President Donald Trump has held his first bilateral meeting with Russian President Vladimir Putin. The hotly anticipated encounter began with a warm exchange of pleasantries, the Russian government's actions during the 2016 presidential election casting a shadow over proceedings (video below).
On July 7, Trump and Putin met face to face for the first time at the Group of 20 (G20) summit in Hamburg, Germany. Trump had indicated earlier that morning on social media that he had looked forward to meeting with the Russian president the most out of a collection of world leaders.

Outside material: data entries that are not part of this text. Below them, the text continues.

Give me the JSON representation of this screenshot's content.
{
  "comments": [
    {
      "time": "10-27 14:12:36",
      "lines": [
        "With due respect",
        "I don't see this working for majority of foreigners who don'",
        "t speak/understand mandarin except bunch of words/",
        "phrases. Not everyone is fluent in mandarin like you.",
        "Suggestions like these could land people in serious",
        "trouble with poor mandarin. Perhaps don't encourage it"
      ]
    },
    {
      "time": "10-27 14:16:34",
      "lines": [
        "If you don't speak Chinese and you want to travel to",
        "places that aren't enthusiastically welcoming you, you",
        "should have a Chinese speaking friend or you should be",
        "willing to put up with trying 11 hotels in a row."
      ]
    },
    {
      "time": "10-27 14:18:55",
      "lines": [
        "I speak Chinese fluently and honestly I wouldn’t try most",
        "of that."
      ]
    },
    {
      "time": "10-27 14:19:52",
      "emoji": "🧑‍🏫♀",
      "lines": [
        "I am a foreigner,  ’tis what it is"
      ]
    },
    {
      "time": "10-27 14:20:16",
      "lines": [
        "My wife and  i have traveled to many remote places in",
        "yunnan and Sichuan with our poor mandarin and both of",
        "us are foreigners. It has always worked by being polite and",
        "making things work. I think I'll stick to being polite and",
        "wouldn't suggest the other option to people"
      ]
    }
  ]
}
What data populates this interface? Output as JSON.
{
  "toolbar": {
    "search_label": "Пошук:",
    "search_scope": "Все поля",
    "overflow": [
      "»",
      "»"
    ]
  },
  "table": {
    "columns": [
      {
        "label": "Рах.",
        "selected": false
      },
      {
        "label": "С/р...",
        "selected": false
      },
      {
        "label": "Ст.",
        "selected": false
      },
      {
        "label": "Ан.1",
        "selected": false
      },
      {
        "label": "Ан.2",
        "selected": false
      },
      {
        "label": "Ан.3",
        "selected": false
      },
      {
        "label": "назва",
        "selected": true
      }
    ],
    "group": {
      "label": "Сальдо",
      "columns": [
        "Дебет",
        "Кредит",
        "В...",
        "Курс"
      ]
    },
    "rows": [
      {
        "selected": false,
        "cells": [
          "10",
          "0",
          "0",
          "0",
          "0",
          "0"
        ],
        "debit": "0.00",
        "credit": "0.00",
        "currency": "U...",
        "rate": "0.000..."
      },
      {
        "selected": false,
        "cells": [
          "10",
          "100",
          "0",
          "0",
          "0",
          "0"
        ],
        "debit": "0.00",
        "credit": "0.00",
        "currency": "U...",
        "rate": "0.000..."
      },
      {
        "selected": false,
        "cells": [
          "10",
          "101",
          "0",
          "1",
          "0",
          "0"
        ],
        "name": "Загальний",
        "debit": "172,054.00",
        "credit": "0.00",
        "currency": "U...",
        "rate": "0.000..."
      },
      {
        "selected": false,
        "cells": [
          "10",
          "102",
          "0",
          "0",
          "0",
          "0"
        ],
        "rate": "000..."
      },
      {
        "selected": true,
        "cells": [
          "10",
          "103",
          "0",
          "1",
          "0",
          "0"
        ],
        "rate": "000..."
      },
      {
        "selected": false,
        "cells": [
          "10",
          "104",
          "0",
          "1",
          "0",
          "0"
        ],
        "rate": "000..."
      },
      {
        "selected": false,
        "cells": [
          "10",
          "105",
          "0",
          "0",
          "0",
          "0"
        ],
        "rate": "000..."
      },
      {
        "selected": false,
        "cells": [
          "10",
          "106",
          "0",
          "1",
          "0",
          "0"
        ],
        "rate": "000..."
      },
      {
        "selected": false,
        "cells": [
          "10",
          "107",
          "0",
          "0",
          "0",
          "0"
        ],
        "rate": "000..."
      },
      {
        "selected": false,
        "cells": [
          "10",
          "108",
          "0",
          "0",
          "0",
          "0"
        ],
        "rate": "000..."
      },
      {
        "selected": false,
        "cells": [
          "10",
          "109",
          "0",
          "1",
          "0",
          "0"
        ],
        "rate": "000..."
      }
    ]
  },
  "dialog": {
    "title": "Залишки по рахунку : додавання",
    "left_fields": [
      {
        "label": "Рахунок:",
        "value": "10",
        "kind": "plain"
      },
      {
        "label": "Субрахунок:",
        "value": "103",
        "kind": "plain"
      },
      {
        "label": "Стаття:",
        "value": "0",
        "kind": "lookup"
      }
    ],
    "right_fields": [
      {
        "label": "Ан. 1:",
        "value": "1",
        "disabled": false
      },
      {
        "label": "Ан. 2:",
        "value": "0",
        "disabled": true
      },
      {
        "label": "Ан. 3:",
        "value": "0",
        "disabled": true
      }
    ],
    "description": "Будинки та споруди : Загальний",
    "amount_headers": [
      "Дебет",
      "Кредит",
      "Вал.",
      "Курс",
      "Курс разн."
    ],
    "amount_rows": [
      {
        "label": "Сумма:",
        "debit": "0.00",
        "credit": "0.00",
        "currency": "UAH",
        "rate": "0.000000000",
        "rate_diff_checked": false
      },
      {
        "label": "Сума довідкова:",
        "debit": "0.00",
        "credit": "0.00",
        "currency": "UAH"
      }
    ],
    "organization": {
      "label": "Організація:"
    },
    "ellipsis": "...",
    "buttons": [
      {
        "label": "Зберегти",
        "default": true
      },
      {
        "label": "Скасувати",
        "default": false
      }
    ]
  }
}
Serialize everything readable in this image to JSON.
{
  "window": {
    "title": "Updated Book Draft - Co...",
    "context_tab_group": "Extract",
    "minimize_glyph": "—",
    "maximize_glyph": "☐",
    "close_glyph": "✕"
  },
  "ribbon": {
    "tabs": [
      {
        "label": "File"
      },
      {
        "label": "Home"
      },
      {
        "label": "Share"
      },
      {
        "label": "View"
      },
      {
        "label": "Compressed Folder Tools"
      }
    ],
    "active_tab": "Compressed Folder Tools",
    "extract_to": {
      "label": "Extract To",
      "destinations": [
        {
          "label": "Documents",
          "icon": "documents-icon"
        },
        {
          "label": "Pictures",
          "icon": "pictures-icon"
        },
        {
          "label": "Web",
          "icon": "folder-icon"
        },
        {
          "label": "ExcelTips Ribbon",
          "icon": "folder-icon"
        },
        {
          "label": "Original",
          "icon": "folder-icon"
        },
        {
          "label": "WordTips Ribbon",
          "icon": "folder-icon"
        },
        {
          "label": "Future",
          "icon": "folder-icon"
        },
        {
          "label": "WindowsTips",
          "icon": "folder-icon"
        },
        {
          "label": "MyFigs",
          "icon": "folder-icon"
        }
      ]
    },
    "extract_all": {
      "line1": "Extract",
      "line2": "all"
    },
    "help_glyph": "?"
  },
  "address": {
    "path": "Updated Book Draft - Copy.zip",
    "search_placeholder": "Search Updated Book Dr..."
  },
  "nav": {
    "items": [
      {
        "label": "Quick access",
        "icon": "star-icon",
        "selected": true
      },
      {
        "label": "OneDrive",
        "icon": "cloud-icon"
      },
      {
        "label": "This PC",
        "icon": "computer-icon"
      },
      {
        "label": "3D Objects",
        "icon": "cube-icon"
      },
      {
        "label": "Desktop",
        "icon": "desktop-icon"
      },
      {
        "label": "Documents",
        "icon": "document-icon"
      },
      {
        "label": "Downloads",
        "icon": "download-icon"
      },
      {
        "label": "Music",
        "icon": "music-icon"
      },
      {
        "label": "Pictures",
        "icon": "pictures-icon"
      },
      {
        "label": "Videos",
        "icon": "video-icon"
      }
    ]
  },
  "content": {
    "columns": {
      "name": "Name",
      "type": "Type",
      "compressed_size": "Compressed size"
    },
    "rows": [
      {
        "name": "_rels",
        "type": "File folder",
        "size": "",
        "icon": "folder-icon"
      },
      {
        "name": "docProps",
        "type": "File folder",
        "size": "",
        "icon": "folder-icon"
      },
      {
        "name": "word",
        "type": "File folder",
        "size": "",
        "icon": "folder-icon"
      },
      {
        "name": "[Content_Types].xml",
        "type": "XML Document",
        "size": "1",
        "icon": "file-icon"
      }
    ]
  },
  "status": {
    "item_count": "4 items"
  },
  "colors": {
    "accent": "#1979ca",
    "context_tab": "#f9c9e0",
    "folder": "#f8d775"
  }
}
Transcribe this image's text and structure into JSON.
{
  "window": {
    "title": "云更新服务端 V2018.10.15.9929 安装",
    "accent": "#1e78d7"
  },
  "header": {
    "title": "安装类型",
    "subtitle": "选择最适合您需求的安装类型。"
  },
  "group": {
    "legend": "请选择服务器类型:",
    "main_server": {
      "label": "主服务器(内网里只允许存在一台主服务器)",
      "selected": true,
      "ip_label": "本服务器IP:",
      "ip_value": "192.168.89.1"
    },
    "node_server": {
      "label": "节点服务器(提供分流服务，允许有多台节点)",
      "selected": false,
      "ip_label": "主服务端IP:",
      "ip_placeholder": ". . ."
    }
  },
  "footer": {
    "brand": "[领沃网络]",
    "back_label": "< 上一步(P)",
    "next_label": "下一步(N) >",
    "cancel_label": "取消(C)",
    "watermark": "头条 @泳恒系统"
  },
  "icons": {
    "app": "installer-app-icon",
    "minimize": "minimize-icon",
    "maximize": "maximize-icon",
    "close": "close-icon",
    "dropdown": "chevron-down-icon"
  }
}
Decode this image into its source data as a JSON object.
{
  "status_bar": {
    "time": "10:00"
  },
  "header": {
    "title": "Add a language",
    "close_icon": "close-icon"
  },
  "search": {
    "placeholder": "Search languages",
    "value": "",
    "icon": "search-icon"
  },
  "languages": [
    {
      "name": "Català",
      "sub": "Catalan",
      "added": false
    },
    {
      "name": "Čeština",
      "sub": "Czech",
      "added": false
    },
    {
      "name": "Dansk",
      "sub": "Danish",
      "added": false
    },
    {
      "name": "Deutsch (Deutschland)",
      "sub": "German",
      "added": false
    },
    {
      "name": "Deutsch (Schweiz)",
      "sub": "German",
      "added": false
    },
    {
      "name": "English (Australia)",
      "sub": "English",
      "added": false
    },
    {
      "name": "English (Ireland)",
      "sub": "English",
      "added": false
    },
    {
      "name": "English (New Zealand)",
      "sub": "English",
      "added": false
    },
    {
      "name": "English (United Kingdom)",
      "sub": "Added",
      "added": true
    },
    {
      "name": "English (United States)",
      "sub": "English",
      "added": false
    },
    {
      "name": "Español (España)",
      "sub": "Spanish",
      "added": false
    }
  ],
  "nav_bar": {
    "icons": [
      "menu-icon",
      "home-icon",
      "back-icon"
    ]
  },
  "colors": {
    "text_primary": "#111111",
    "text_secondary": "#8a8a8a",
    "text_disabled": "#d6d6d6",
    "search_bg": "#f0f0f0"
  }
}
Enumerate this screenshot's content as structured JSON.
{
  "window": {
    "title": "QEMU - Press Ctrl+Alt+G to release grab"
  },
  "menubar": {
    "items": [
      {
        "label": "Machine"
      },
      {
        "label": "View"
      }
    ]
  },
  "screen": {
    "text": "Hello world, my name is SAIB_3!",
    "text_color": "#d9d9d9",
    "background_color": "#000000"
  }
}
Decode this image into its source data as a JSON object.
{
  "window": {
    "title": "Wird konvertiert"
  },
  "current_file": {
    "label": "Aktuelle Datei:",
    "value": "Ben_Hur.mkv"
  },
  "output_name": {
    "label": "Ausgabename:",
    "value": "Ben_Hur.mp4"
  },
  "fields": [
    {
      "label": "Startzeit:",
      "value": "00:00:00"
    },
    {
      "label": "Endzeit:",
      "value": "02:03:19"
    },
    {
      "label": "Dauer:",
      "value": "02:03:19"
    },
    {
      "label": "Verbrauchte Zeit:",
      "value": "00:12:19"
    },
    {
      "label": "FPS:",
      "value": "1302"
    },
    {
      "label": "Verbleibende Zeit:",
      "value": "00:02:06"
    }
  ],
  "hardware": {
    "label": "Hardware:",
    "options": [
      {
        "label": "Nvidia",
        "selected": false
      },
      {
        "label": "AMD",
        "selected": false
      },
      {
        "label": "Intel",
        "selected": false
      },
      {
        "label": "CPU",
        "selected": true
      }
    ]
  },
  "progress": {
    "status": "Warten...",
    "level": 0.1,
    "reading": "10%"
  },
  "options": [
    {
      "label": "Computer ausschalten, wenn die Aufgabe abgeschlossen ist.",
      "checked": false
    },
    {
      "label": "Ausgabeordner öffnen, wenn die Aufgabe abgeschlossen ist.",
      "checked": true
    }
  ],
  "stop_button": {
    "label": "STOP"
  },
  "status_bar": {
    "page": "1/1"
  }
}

"I look forward to all meetings today with world leaders, including my meeting with Vladimir Putin," Trump tweeted out. "Much to discuss."
The president has faced pressure to use his first bilateral meeting with Putin to discuss Russian meddling during the 2016 presidential election. The U.S. intelligence community has concluded that Putin ordered an influence campaign to hack into both political parties and disseminated stolen emails to undermine former Secretary of State Hillary Clinton's campaign.
On July 6, the Senate Minority Leader, Democratic Sen. Chuck Schumer of New York, published a letter signed by several other Democrats urging Trump to confront Putin about his cyber campaign, Politico reports.
"We believe it is crucial for you -- as the President of the United States -- to raise this matter with President Putin and to ensure that he hears you loud and clear -- interfering in our elections was wrong in 2016 and it will not be permitted to happen again," Schumer and his colleagues wrote.
During the G20 summit, Trump took to social media to reference the 2016 campaign -- blasting Clinton campaign chairman John Podesta.
"Everyone here is talking about why John Podesta refused to give the DNC server to the FBI and the CIA," Trump tweeted out. "Disgraceful!"
A White House aide told The Daily Beast that they had "no idea what he's talking about."
Another senior White House official asserted that G20 summit attendees were not discussing Podesta and that Trump "himself brought it up."
Podesta, whose own server was hacked and disseminated during the campaign, promptly fired back on Twitter.
"Get a grip man, the Russians committed a crime when they stole my emails to help get you elected President," Podesta tweeted out. "Maybe you might try to find a way to mention that to President Putin."
Journalists were briefly allowed to record the beginning of Trump and Putin's meeting. The two leaders exchanged a polite handshake.
"President Putin and I have been discussing various things, and I think it's going very well," Trump said, according to The Hill. "We've had some very good talks, we're going to have a talk now, and obviously that will continue, but we look forward to a lot of very positive things happening for Russia, the United States and for everybody concerned."
Turning to Putin, Trump added: "It's an honor to be with you."
Putin offered his own pleasantries through a translator.
"I'm delighted to be able to meet you personally, Mr. President, and I hope as you have said our meeting will yield positive results," Putin said.
The private meeting, which had no set agenda, was scheduled to occur for only 35 minutes but instead, stretched on for over two hours, CBS News reports.
Secretary of State Rex Tillerson was present during the bilateral meeting. On July 6, several Trump administration and congressional sources disclosed that Tillerson wanted Trump and Putin to use their meeting to discuss closer cooperation over the Syrian Civil War. The alleged strategy would be for both the U.S. and Russia to collaborate to establish safe zones in the war-torn country, allow Syrian President Bashar al-Assad to remain in power, and use the alliance to fully root out the Islamic State group (ISIS).
It has not yet been reported what Trump and Putin discussed during their meeting.
Sources: CBS News, The Daily Beast (2), The Hill, John Podesta/Twitter, Politico / Photo credit: Gage Skidmore/Flickr, The Russian Presidential Press and Information Office via Wikimedia Commons, Center for American Progress/Flickr